# Task brief:
Read the lines below, and copy any that contain the string "Chip".

# Element data from apps and pages:
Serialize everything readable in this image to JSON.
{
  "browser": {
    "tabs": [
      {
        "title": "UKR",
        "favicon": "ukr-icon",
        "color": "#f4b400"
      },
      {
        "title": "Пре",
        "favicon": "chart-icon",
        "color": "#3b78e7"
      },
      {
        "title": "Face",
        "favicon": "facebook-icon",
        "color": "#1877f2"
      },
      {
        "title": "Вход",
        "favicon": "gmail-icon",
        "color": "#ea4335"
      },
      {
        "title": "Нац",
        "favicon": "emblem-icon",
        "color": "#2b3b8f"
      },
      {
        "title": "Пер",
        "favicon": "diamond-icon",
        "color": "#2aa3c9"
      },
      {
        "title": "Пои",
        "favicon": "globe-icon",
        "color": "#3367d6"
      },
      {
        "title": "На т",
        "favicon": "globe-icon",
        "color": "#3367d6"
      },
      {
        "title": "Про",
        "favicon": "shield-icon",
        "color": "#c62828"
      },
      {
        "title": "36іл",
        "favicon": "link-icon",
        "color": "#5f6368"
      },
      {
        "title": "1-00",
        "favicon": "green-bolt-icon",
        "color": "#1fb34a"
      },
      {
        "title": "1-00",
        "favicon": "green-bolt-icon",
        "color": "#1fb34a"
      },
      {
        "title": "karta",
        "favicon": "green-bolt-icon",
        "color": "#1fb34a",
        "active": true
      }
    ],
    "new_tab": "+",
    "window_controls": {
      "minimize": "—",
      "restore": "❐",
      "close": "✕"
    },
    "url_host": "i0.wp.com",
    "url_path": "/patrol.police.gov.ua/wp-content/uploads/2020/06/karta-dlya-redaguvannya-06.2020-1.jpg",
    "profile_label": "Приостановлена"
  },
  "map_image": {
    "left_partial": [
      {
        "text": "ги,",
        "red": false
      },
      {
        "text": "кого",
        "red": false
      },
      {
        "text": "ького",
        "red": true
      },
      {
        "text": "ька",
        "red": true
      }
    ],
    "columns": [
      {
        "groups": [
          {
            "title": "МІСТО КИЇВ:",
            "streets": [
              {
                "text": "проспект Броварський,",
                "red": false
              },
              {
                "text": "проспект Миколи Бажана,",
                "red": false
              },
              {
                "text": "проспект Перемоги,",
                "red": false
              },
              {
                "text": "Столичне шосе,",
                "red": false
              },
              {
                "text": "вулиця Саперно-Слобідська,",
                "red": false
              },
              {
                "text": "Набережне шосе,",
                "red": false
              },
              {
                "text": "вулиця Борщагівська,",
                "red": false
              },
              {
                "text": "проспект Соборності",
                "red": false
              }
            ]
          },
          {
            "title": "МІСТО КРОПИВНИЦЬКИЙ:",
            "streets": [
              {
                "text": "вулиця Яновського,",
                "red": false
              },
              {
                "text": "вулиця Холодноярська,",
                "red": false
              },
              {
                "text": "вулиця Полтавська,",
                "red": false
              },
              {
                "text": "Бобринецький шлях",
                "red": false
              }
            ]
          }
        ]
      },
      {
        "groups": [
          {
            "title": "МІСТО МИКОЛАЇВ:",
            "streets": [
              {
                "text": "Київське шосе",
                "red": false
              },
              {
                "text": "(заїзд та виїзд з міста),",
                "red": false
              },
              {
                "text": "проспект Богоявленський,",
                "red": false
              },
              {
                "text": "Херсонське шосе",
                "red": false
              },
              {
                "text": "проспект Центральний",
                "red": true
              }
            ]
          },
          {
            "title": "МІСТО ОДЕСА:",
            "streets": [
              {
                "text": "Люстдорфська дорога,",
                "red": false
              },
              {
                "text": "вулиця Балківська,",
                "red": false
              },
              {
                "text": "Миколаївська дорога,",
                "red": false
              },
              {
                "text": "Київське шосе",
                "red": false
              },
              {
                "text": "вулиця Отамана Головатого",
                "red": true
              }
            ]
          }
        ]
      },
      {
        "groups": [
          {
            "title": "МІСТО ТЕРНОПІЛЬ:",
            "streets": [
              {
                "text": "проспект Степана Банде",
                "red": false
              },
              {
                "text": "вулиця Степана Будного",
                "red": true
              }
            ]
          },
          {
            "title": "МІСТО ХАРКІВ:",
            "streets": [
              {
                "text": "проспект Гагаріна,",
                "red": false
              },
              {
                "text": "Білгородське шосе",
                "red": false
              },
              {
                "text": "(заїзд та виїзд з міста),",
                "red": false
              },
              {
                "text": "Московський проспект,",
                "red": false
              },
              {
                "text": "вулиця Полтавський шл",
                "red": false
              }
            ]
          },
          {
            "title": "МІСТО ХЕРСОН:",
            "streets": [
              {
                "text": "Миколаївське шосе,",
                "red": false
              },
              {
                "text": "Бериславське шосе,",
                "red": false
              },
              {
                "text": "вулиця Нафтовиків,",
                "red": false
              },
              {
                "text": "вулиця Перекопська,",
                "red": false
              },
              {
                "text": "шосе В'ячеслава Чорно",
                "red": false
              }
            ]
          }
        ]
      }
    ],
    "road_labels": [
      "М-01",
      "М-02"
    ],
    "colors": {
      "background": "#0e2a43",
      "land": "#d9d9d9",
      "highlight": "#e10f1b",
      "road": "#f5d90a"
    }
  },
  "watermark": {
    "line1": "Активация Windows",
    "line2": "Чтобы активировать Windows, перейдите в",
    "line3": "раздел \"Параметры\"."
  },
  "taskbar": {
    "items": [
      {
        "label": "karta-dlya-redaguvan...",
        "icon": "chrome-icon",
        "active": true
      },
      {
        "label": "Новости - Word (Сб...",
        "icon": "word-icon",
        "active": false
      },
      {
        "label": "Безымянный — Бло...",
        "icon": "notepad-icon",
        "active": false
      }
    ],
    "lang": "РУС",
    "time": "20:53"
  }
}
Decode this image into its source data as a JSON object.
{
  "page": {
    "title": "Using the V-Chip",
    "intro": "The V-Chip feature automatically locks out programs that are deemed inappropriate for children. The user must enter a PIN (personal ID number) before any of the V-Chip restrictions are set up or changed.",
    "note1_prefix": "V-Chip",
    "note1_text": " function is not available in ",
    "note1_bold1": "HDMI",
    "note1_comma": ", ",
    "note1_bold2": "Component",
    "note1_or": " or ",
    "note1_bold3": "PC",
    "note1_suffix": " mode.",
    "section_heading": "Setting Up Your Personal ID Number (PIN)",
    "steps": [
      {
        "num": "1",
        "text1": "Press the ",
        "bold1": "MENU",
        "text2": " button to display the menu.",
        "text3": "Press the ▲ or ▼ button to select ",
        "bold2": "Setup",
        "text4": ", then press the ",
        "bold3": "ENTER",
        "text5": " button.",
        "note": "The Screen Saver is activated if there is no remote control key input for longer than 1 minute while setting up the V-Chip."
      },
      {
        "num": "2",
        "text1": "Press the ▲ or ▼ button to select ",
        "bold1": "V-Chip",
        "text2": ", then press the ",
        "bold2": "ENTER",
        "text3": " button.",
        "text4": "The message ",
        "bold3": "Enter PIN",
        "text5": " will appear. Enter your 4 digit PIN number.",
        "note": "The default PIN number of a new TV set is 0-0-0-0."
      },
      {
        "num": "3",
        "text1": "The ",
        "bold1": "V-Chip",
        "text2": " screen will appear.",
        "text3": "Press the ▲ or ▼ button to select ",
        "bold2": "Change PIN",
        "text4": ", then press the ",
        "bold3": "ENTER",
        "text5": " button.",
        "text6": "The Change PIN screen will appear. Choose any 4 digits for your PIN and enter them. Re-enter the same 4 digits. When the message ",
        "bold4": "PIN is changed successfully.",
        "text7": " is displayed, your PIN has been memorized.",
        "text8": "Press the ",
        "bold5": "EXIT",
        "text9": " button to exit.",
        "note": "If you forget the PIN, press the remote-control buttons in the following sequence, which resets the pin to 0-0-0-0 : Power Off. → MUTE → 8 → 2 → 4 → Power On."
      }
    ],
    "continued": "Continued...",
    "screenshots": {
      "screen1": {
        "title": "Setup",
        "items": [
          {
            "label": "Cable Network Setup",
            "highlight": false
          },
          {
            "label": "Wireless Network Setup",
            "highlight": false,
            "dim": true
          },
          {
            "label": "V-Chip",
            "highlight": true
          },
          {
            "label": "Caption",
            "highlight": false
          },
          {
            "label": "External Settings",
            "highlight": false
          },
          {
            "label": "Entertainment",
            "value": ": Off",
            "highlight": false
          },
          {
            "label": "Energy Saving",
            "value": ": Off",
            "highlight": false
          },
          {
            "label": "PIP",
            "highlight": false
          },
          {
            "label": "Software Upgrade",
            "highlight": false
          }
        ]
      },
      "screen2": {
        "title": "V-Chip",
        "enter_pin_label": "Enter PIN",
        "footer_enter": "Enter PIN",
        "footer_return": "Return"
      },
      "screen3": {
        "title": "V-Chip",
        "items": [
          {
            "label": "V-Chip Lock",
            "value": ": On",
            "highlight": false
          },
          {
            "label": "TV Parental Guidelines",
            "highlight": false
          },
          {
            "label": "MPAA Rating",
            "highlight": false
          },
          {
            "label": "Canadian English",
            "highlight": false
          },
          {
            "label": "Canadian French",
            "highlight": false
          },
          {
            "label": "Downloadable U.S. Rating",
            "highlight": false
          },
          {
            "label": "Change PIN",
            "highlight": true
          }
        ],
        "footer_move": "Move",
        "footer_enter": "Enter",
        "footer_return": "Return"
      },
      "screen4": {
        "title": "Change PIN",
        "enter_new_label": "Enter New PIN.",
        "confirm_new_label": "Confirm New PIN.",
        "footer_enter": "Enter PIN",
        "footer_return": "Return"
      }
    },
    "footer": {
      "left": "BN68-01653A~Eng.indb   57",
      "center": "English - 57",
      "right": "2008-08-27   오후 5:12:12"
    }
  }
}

# Task answer:
    "title": "Using the V-Chip",
    "intro": "The V-Chip feature automatically locks out programs that are deemed inappropriate for children. The user must enter a PIN (personal ID number) before any of the V-Chip restrictions are set up or changed.",
    "note1_prefix": "V-Chip",
        "note": "The Screen Saver is activated if there is no remote control key input for longer than 1 minute while setting up the V-Chip."
        "bold1": "V-Chip",
        "bold1": "V-Chip",
            "label": "V-Chip",
        "title": "V-Chip",
        "title": "V-Chip",
            "label": "V-Chip Lock",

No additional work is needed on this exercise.